Also on Assad's and Blair's plate will be the Palestinian-Israeli conflict. For the Syrians this remains the paramount issue, as a Dec. 3 Los Angeles Times op-ed by Bouthaina Shaaban, the director of foreign media at Syria's foreign ministry, emphasized. Shaaban, who is close to Assad and far more influential than her title suggests, chided the United States for focusing on Iraq when Arabs are outraged by the fate of the Palestinians: "At this particular time, Iraq is only a diversion that may allow [Israeli Prime Minister Ariel] Sharon to flex his muscles and use his hundreds of tanks and missiles on unarmed Palestinians."
In an editorial, Beirut's Daily Star accepts this logic, if somewhat less combatively, by noting that "whatever London and Washington decide to do about Iraqi President Saddam Hussein, their plans will count for naught if they forget about the issue at the core of the Arab-Israeli conflict: Palestine." The paper points out that Assad is the ideal spokesman for the Arab peace initiative presented in Beirut, "precisely because of his country's status as one of Israel's most implacable foes."
Several papers mention Ariel Sharon's decision to bar Yasser Arafat from attending Christmas mass in Bethlehem for a second year running. Despite everything, Arafat remains. That is, at least, the title of an op-ed by Danny Rubinstein in Israel's Ha'aretz. Rubinstein ridicules the notion that there is an alternative Palestinian leadership to Arafat—especially that darling of the West Mahmoud Abbas, who signed the Oslo accords. Abbas is in poor health and is "temperamental" and, most important, "In the eyes of the Palestinians, the entire world can do somersaults, but as long as Arafat is in office, there is to be no talk of his replacement."
Israeli recognition of Arafat's, and indeed the intifada's durability, is the topic of an article in Sunday's Al-Hayat by the paper's Jerusalem correspondent. She writes that some circles in the Israeli security establishment consider "political negotiations" with the Palestinian Islamist group Hamas, which just celebrated its 25th anniversary, "inevitable." Military and intelligence reports sent to the Knesset's security and foreign affairs committee and to Sharon's "security Cabinet" suggest there is a growing feeling that "the elimination of the Palestinian 'terrorist infrastructure,' especially the bomb and suicide attacks organized by Hamas and other Palestinian organizations, is 'an illusion.' "
Negotiations between Israel and Hamas may not be as outlandish as they sound. Two weeks ago, Israel's chief of staff, Moshe Yaalon, told the Washington Institute for Near East Policy that Hamas had months ago accepted key concessions during secret talks with Palestinian officials, namely Abbas and the influential Muhammad Dahlan.
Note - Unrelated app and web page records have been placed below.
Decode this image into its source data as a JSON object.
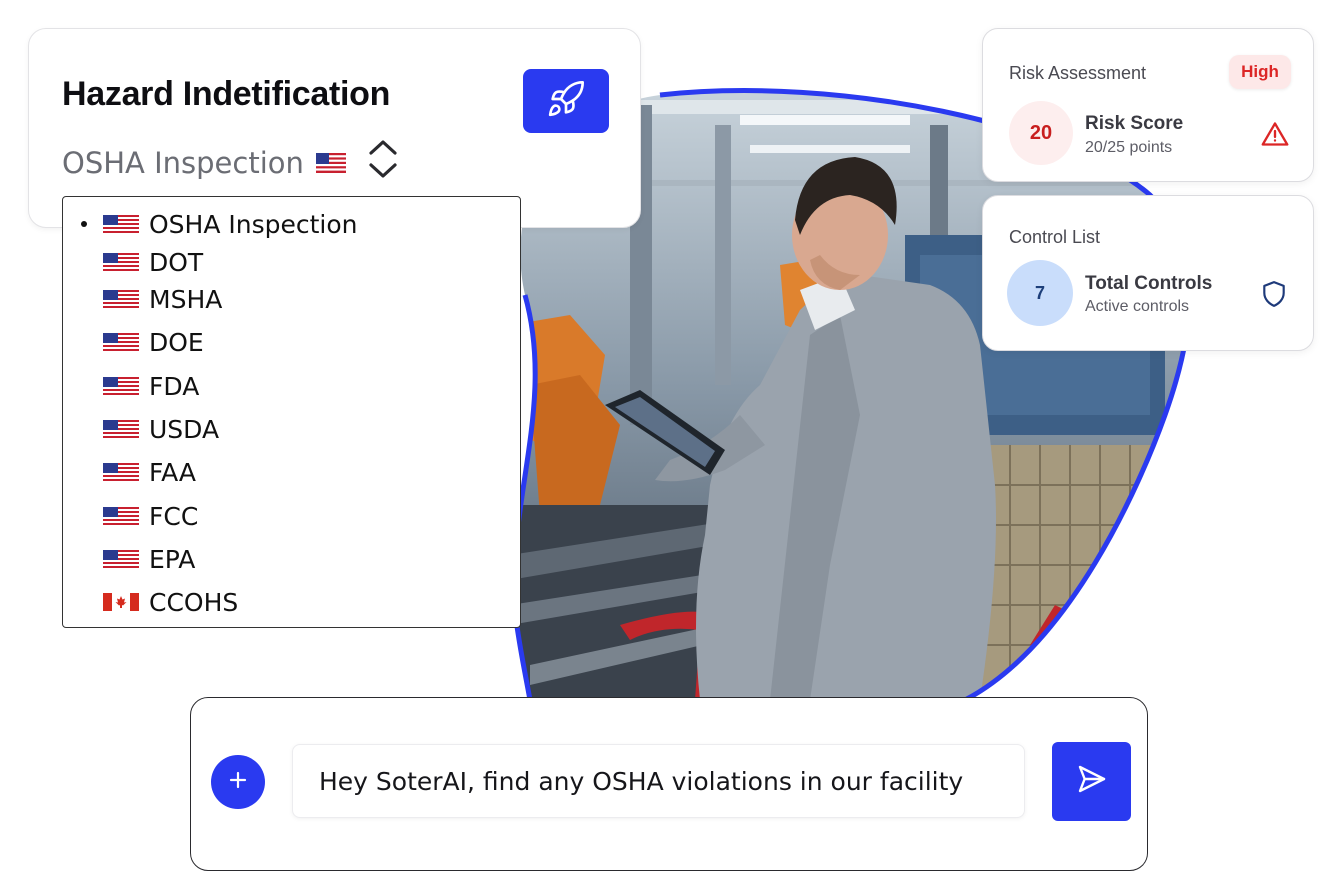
{
  "hazard_card": {
    "title": "Hazard Indetification",
    "selected_option": "OSHA Inspection",
    "selected_flag": "us-flag-icon",
    "action_icon": "rocket-icon"
  },
  "dropdown": {
    "items": [
      {
        "label": "OSHA Inspection",
        "flag": "us-flag-icon",
        "selected": true
      },
      {
        "label": "DOT",
        "flag": "us-flag-icon",
        "selected": false
      },
      {
        "label": "MSHA",
        "flag": "us-flag-icon",
        "selected": false
      },
      {
        "label": "DOE",
        "flag": "us-flag-icon",
        "selected": false
      },
      {
        "label": "FDA",
        "flag": "us-flag-icon",
        "selected": false
      },
      {
        "label": "USDA",
        "flag": "us-flag-icon",
        "selected": false
      },
      {
        "label": "FAA",
        "flag": "us-flag-icon",
        "selected": false
      },
      {
        "label": "FCC",
        "flag": "us-flag-icon",
        "selected": false
      },
      {
        "label": "EPA",
        "flag": "us-flag-icon",
        "selected": false
      },
      {
        "label": "CCOHS",
        "flag": "canada-flag-icon",
        "selected": false
      }
    ]
  },
  "risk_card": {
    "heading": "Risk Assessment",
    "badge": "High",
    "score": "20",
    "title": "Risk Score",
    "subtitle": "20/25 points",
    "icon": "warning-triangle-icon"
  },
  "control_card": {
    "heading": "Control List",
    "count": "7",
    "title": "Total Controls",
    "subtitle": "Active controls",
    "icon": "shield-icon"
  },
  "prompt": {
    "text": "Hey SoterAI, find any OSHA violations in our facility",
    "add_icon": "plus-icon",
    "send_icon": "send-icon"
  },
  "colors": {
    "accent": "#2a3af0",
    "danger": "#dc2626",
    "control_circle": "#c9ddfb"
  }
}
These included "no longer demanding either an Israeli withdrawal to the 1967 borders as a precondition for a ceasefire [with Israel], or a withdrawal to the September 2000 lines." Hamas' only condition was that Israel stop killing its officials.
Yaalon blamed Arafat and Hamas' Damascus-based leadership for the collapse of the agreement. However, he also plainly implied that there were those in Hamas who could be flexible. Can Bashar Assad be too?